It is another foul day outside. With a completely overcast gray sky and a puddle in every dip in the pavement it’s still raining!
I guess we may as well get used to it. Almost certainly it’s going to pour almost daily until May of 2017. If might be a good idea to buy yourself a row-boat for Christmas in case we get marooned and need it to get us to the grocery store. A couple of life-jackets might be a good idea and don’t forget the oars, unless you plan to swim along behind and push the boat. I’ll bet the water is almost freezing so, unless you have a better idea, buy those oars!
Actually if you are rich, an outboard motor would save a lot of effort on your part and maybe next summer you’d be able to supplement the food supply with all the fish you’d catch.
Pardon me while I enjoy a hearty laugh! We’d have starved to death if we’d had to rely on the fish we (almost) caught. But it was fun trying and much nicer for the fish who never seemed able to see our lures!
If you plan to give an Amaryllis bulb as a lovely Christmas gift for a dear friend, you could buy it now and get it started growing so that it will flower about Christmas time.
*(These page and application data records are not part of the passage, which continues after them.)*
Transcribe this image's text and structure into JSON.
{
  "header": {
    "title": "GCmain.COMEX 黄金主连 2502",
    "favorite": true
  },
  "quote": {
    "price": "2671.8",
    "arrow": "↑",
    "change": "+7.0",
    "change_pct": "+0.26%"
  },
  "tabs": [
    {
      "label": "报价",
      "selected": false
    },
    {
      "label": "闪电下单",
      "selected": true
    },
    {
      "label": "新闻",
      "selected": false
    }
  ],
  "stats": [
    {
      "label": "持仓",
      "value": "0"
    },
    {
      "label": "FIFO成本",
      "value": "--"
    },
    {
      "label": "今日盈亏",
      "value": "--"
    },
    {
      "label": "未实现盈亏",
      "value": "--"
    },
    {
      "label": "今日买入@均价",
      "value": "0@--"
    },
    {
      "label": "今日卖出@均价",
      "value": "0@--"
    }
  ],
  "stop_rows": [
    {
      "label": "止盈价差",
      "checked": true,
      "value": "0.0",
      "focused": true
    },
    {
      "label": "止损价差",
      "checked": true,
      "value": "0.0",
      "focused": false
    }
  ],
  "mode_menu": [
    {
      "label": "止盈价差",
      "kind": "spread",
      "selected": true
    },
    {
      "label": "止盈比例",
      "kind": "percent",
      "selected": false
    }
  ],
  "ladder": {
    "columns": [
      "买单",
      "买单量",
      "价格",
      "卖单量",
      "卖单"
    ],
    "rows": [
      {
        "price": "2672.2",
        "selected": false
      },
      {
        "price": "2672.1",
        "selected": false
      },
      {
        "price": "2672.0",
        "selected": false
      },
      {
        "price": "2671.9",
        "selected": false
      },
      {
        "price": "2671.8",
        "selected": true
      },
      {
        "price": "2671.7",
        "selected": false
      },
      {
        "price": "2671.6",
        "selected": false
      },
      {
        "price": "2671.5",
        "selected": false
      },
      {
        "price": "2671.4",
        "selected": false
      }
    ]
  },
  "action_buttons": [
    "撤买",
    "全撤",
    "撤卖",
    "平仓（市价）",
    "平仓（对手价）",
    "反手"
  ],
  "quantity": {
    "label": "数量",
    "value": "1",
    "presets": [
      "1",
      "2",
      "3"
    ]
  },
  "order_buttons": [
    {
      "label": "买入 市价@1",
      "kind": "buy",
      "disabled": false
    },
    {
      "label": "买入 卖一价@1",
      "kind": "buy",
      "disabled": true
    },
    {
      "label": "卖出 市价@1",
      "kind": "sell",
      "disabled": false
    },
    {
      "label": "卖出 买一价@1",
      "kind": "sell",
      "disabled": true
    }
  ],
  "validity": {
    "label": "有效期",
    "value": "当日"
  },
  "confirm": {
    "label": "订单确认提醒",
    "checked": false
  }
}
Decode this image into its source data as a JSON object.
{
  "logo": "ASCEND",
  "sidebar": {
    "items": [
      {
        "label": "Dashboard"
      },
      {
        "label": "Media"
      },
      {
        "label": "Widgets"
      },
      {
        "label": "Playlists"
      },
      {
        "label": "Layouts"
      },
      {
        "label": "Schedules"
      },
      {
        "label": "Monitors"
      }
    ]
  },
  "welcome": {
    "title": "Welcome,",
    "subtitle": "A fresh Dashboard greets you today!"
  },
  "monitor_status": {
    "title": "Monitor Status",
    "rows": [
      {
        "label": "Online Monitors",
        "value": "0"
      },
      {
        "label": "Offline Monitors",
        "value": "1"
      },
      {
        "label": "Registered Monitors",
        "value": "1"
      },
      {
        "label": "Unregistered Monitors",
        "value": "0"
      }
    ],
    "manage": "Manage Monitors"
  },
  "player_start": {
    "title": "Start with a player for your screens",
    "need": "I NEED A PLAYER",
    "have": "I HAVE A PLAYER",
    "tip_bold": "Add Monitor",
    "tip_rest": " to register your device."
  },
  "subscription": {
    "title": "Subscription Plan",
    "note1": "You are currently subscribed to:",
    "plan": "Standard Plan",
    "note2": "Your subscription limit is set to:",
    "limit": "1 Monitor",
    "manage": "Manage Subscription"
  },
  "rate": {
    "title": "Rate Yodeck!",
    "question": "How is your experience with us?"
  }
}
Planted a little later, it would also provide delight. The flowers are magnificent and January always seems to need cheering up.
Being so keen on gardening myself, I can’t help but think in terms of gifts for gardeners.
If the person is someone you really care about and money isn’t a problem, a really nice bird bath makes a wonderfully interesting gift but of course, if the recipient has a cat, please forget it, and settle on a metal garden bench, a big handsome pot or a hardy shrub (an azalea, rhododendron,or a pieris) or perhaps a fruit tree (make sure you don’t need a male and a female tree to achieve pollination or be willing to settle for flowers only.
Consult your nursery staff to be sure your choice is actually what you had in mind and keep the roots moist until you actually plant it, please, and the roots are safely under the soil.
Do add a big handful of bonemeal to the bottom of the planting hole, mixing it into the loose soil there, before adding the shrub (tree), which will cover the roots with soil.
That needs to be tamped down before being flooded with water to make sure there are no pockets of air between those roots and the soil.
You should drive in a strong stake to support your newly planted tree, tying them loosely together with wide bands of soft cloth until your new plant has had a chance to settle in, and produce a few roots to anchor it in place.
Helen Lang has been the Peninsula News Review’s garden columnist for more than 30 years.